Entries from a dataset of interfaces
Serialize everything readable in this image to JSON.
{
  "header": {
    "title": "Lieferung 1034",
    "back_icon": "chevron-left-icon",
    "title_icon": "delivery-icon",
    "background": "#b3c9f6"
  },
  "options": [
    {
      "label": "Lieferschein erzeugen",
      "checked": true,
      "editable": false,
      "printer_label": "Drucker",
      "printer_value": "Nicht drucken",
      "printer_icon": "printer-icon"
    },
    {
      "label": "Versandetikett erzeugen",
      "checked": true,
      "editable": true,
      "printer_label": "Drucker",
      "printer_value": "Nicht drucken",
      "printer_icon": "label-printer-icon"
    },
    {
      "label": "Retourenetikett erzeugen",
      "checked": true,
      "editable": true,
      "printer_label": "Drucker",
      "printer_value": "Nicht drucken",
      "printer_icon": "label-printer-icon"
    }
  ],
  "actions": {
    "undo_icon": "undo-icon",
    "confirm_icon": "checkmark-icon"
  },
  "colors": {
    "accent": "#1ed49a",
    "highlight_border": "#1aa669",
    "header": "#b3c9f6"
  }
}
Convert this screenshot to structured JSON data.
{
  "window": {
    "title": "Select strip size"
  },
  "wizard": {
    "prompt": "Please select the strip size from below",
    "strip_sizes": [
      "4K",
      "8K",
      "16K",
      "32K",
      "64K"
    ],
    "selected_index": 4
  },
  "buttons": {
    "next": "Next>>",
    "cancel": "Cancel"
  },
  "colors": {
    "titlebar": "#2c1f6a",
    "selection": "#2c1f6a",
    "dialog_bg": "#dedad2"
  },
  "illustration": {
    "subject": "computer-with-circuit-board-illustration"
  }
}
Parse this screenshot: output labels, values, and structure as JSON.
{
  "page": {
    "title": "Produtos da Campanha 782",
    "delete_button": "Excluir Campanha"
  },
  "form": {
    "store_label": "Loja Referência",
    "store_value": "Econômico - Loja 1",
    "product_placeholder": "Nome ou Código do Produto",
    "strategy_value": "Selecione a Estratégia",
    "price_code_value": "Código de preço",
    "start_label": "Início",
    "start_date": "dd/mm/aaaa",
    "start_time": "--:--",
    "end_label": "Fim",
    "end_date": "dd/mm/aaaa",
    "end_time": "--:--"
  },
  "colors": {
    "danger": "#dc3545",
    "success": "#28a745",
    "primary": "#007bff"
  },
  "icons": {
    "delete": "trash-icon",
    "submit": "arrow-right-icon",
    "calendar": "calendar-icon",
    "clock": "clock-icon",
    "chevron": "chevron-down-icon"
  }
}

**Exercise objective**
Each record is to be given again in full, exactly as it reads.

**Answer box**
Serialize everything readable in this image to JSON.
{
  "header": {
    "title": "Lieferung 1034",
    "back_icon": "chevron-left-icon",
    "title_icon": "delivery-icon",
    "background": "#b3c9f6"
  },
  "options": [
    {
      "label": "Lieferschein erzeugen",
      "checked": true,
      "editable": false,
      "printer_label": "Drucker",
      "printer_value": "Nicht drucken",
      "printer_icon": "printer-icon"
    },
    {
      "label": "Versandetikett erzeugen",
      "checked": true,
      "editable": true,
      "printer_label": "Drucker",
      "printer_value": "Nicht drucken",
      "printer_icon": "label-printer-icon"
    },
    {
      "label": "Retourenetikett erzeugen",
      "checked": true,
      "editable": true,
      "printer_label": "Drucker",
      "printer_value": "Nicht drucken",
      "printer_icon": "label-printer-icon"
    }
  ],
  "actions": {
    "undo_icon": "undo-icon",
    "confirm_icon": "checkmark-icon"
  },
  "colors": {
    "accent": "#1ed49a",
    "highlight_border": "#1aa669",
    "header": "#b3c9f6"
  }
}
Convert this screenshot to structured JSON data.
{
  "window": {
    "title": "Select strip size"
  },
  "wizard": {
    "prompt": "Please select the strip size from below",
    "strip_sizes": [
      "4K",
      "8K",
      "16K",
      "32K",
      "64K"
    ],
    "selected_index": 4
  },
  "buttons": {
    "next": "Next>>",
    "cancel": "Cancel"
  },
  "colors": {
    "titlebar": "#2c1f6a",
    "selection": "#2c1f6a",
    "dialog_bg": "#dedad2"
  },
  "illustration": {
    "subject": "computer-with-circuit-board-illustration"
  }
}
Parse this screenshot: output labels, values, and structure as JSON.
{
  "page": {
    "title": "Produtos da Campanha 782",
    "delete_button": "Excluir Campanha"
  },
  "form": {
    "store_label": "Loja Referência",
    "store_value": "Econômico - Loja 1",
    "product_placeholder": "Nome ou Código do Produto",
    "strategy_value": "Selecione a Estratégia",
    "price_code_value": "Código de preço",
    "start_label": "Início",
    "start_date": "dd/mm/aaaa",
    "start_time": "--:--",
    "end_label": "Fim",
    "end_date": "dd/mm/aaaa",
    "end_time": "--:--"
  },
  "colors": {
    "danger": "#dc3545",
    "success": "#28a745",
    "primary": "#007bff"
  },
  "icons": {
    "delete": "trash-icon",
    "submit": "arrow-right-icon",
    "calendar": "calendar-icon",
    "clock": "clock-icon",
    "chevron": "chevron-down-icon"
  }
}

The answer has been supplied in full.